Wednesday, June 20, 2012

The Lost Art of the Low Post Game

There is little debate among the basketball intelligentsia in the matter. Kentucky's Anthony Davis appears to be the consensus #1 overall pick.  This is no small feat, especially since many scouts are calling this the deepest Draft class since '03. The 19 year old is projected to be a starting power forward who can have an immediate impact at the next level. Some would go as far as to say that Davis will one day blossom into a franchise player.  Predicting the success of big men coming into the league can be a crap shoot but the kid does have a tremendous upside. Davis is a game changer on the defensive end. He is already a superb shot blocker with great instincts. He runs the floor well, is surprisingly quick, and has an amazing vertical leap. These attributes contribute to him being an exceptional offensive rebounder. Anthony Davis is listed as 6'10" with a 7'4" wingspan. He also has nimble feet and a nice looking jump shot. These attributes could contribute to him one day becoming a good low post scorer.

A good low post scorer.

Imagine that.

There is a serious lack of good low post scorers in the league right now.   For years, getting a dominant big man and surrounding him with outside shooters and other role players was the blueprint for winning championships.  It was how the Hakeem Olajuwon and the Rockets won two of them. It was how the Shaquille O'Neal and the Lakers won 3 of them.  It was how Tim Duncan and the Spurs were able to win 4. One could even argue that the low post play of Pau Gasol and Kevin Garnett were essential to their respective teams' championship runs. Getting that dominant big man used to be every team's mission in life.

Things are much different these days. The tried and true "back-to-the-basket" style of play seems to be going the way of the set shot and the underhanded free throw. Why is that?  There are plenty of athletic big men in the league but for whatever reason, none of them are dominant low post scorers.  Is it because strong, agile, coordinated, 7-footers with a soft shooting touch are that hard to come by?  Is it because today's game is becoming more about guard play and perimeter shooting?  Either explanation makes sense.  You don't see guys with Olajuwon's size, footwork, and skill set every day.  The game is also changing.  Nowadays there is no shortage of great perimeter players at every level.  Perhaps today's big men are being taught to become screen setters rather than scorers.

Some teams still choose to invest in big men.  Right now, the two best in the league (in my estimation) are Dwight Howard and Andrew Bynum.  Both guys can take over a game on any given night.  Their play in the low post commands double teams, creates spacing and makes their teammates' jobs a whole lot easier.  Who else is there?  Roy Hibbert, Al Horford, Andrew Bogut, and Luis Scola are all quality big men but none of them are exactly "franchise player" material.  Demarcus Cousins could develop into a dominant big man but has a lot of maturing to do.

The Hornets' eventual decision to draft Anthony Davis is not without risk.  A lot of promising 7-footers taken number 1 overall ended up being busts.
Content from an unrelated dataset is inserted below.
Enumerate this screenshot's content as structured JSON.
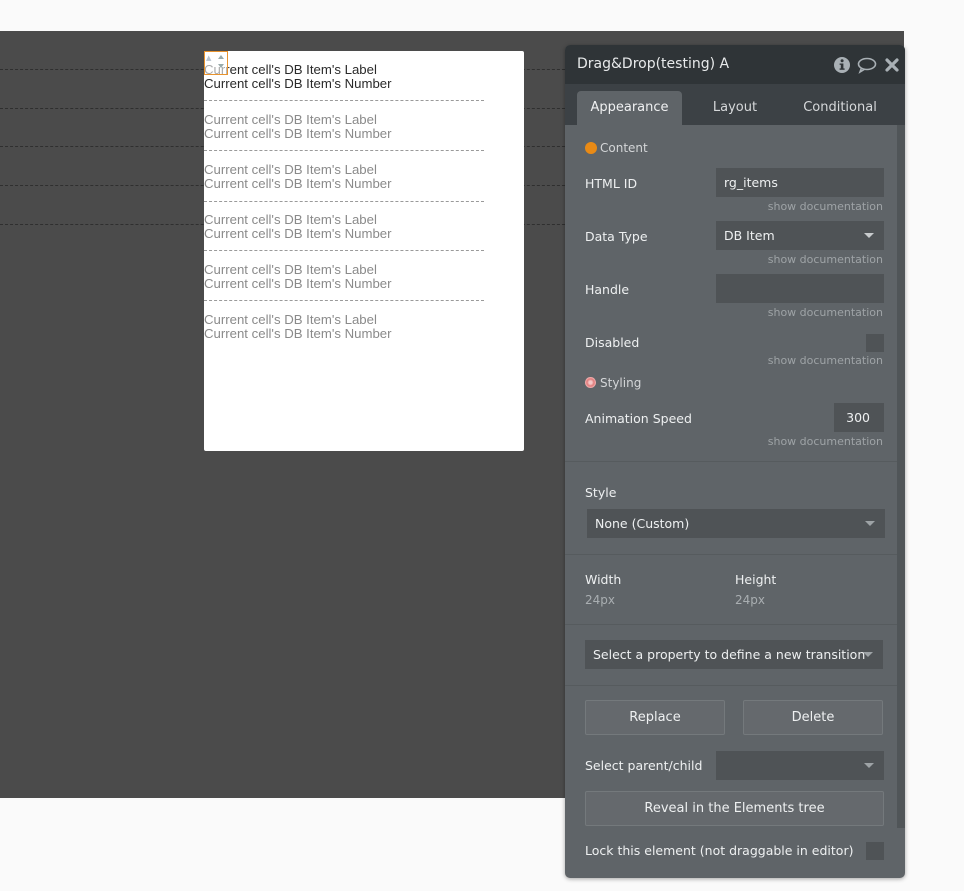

Yao Ming was a dominant center when he was healthy. Unfortunately, he wasn't healthy too often.  Andrew Bogut has the size and skills to be a dominant low post scorer but can't stay healthy either.  Greg Oden may have developed into a great center but has never been able to remain injury-free for any extended period of time.  Kwame Brown had all of the physical tools to become a great center but will most likely be remembered as the biggest bust in the history of the NBA.

I hope that Anthony Davis will live up to the hype.  It would be great to have another dominant big man in the NBA and I believe that it would be good for the game.  Back in the day, seeing Ewing and Olajuwon go at it was always entertaining.  Some of my favorite Playoff memories involved watching Shaq and Tim Duncan battle in the low post.  One day I may be just as fondly recalling the epic battles between Anthony Davis and Andrew Bynum, Dwight Howard, or DeMarcus Cousins.